- [WORK ITEM]
In the records, each line holding "value" must be reported.

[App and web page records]
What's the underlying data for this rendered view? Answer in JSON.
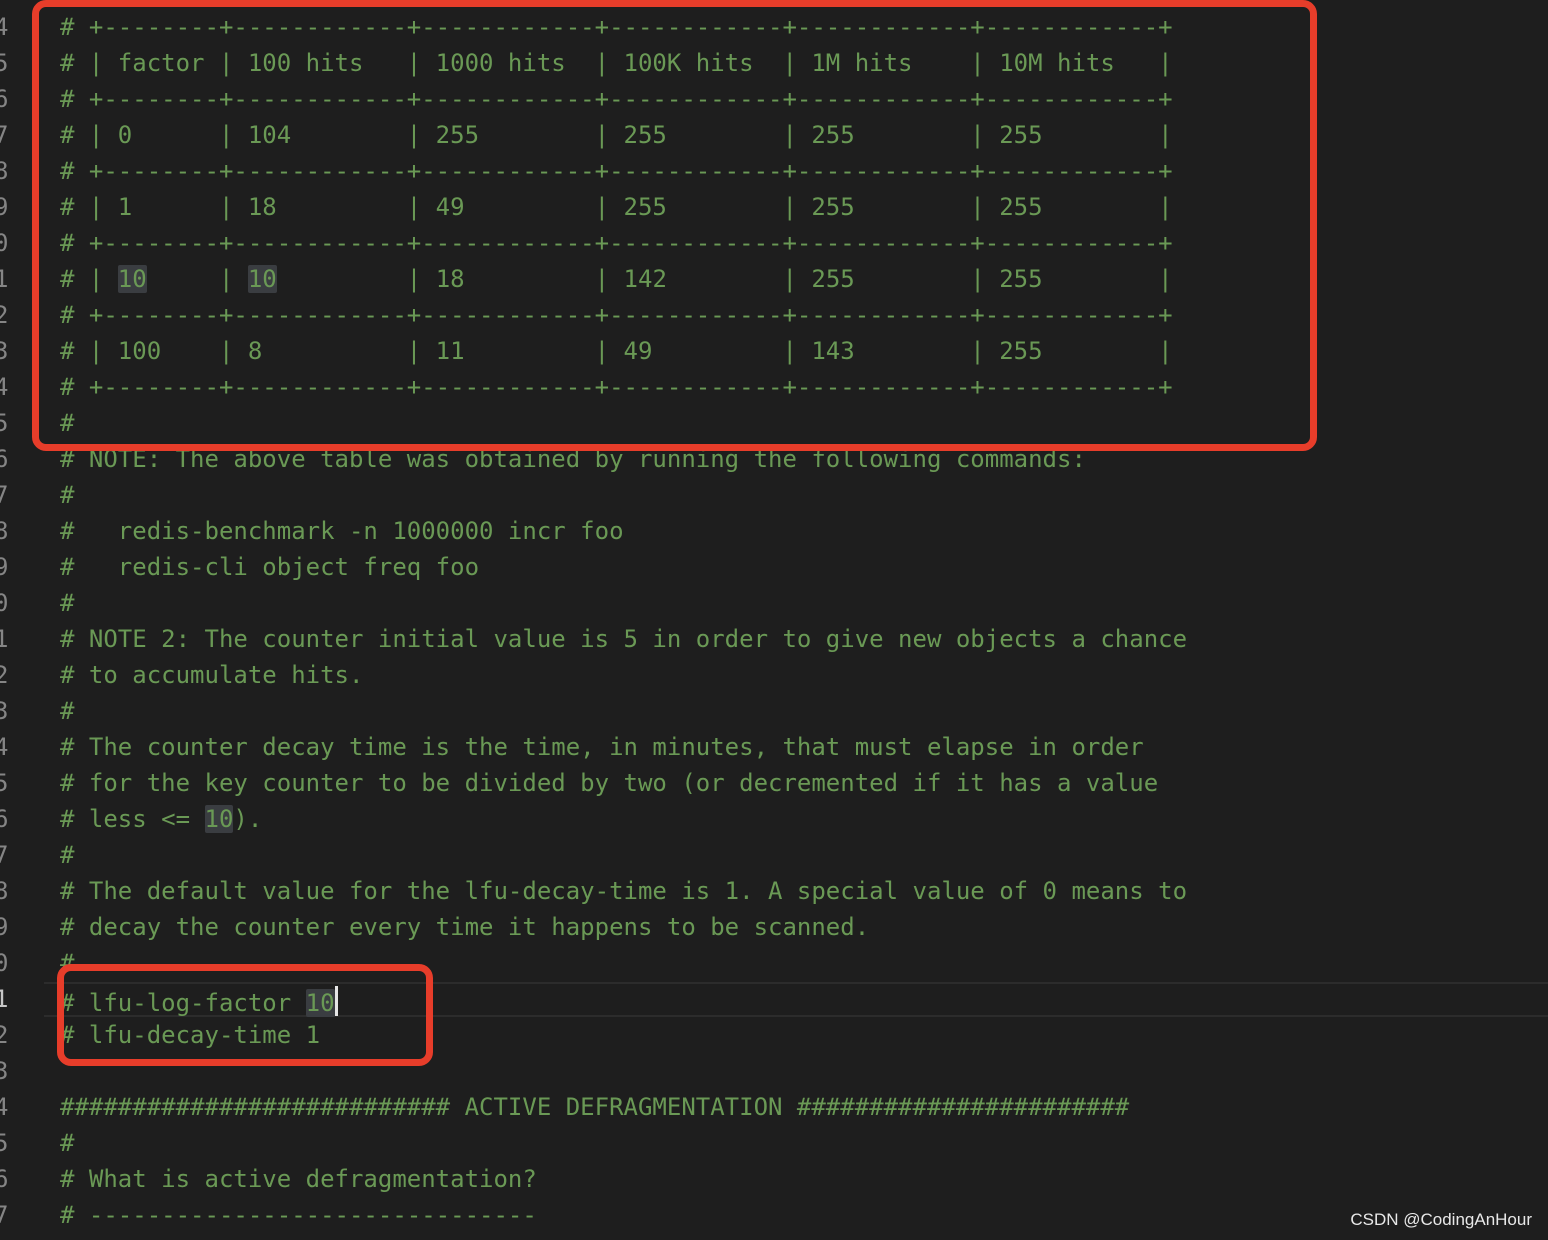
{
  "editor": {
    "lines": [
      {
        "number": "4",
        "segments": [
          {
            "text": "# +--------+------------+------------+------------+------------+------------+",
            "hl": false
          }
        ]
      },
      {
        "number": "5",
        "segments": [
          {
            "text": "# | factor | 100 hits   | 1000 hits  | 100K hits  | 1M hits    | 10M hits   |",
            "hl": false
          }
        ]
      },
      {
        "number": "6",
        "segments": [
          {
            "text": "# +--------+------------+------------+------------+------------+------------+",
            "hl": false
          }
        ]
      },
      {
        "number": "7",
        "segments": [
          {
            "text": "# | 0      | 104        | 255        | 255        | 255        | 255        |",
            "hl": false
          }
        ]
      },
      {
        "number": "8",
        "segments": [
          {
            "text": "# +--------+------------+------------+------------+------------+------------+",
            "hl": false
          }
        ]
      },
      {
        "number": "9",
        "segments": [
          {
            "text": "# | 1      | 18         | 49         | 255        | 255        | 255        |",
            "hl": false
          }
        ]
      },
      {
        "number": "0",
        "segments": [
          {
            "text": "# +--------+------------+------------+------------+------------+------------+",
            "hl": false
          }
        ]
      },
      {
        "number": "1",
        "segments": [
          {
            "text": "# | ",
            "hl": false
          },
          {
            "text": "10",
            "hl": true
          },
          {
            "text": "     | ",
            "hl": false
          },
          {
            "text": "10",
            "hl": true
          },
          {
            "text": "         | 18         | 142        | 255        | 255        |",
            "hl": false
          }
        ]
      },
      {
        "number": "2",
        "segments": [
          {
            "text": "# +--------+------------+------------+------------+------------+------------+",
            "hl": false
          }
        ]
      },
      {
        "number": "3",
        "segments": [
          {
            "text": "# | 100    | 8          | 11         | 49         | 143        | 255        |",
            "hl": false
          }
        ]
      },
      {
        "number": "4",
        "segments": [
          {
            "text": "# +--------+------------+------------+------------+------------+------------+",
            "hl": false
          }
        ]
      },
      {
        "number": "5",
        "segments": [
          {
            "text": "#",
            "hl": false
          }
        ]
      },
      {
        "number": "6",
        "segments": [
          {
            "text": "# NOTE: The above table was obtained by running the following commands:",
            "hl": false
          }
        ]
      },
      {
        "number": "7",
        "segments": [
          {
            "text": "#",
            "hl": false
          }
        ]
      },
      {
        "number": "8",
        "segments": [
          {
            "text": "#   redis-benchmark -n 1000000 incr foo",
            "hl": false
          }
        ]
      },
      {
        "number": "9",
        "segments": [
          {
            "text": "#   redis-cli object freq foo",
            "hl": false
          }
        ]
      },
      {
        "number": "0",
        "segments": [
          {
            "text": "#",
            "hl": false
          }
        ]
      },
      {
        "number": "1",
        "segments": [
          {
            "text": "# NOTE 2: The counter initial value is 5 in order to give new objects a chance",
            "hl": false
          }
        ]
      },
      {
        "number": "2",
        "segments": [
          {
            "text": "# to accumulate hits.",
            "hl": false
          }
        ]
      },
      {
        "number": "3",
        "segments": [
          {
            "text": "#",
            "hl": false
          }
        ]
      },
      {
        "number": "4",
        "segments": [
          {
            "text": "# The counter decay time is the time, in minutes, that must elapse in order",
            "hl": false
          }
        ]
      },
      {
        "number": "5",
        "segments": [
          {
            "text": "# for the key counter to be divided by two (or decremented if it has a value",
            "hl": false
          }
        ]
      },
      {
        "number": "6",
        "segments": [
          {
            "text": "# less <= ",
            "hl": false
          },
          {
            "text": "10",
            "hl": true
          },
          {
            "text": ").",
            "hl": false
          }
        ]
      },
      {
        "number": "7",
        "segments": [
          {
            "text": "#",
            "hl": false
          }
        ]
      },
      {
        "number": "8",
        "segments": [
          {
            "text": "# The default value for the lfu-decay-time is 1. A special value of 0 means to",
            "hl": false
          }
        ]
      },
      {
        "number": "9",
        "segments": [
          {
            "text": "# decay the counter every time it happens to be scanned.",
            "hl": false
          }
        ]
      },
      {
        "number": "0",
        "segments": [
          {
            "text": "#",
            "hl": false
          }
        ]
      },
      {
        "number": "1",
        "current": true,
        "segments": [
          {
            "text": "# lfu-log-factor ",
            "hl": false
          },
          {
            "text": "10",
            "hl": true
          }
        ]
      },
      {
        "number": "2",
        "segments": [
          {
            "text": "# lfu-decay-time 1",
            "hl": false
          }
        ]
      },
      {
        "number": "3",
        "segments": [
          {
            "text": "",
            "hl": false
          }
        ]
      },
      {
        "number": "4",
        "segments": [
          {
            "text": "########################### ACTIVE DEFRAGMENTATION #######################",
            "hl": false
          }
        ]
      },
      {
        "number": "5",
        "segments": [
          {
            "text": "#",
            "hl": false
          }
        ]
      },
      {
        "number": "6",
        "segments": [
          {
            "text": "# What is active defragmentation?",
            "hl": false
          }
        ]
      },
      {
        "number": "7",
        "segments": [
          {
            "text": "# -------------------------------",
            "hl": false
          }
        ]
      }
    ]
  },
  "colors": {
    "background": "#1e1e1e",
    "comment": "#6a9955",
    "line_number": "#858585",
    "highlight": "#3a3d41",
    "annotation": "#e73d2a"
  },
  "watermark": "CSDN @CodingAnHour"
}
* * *
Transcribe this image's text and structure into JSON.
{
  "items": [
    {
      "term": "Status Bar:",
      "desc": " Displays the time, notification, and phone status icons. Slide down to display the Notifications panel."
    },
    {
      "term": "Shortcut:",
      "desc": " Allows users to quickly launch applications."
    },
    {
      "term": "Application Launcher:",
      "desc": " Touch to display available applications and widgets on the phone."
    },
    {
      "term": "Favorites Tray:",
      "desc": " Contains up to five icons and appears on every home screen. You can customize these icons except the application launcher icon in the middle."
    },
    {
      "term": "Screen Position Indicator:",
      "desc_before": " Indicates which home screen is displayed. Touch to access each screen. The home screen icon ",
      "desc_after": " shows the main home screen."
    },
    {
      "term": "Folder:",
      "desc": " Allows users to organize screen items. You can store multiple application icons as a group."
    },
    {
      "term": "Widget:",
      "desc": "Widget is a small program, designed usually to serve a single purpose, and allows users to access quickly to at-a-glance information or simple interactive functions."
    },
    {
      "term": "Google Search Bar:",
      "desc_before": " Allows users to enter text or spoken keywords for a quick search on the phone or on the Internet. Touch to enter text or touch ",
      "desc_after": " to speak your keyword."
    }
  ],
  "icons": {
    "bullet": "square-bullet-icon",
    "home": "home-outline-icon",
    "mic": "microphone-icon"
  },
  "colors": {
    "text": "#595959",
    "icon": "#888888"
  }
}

- [EXERCISE OUTPUT]
            "text": "# NOTE 2: The counter initial value is 5 in order to give new objects a chance",
            "text": "# for the key counter to be divided by two (or decremented if it has a value",
            "text": "# The default value for the lfu-decay-time is 1. A special value of 0 means to",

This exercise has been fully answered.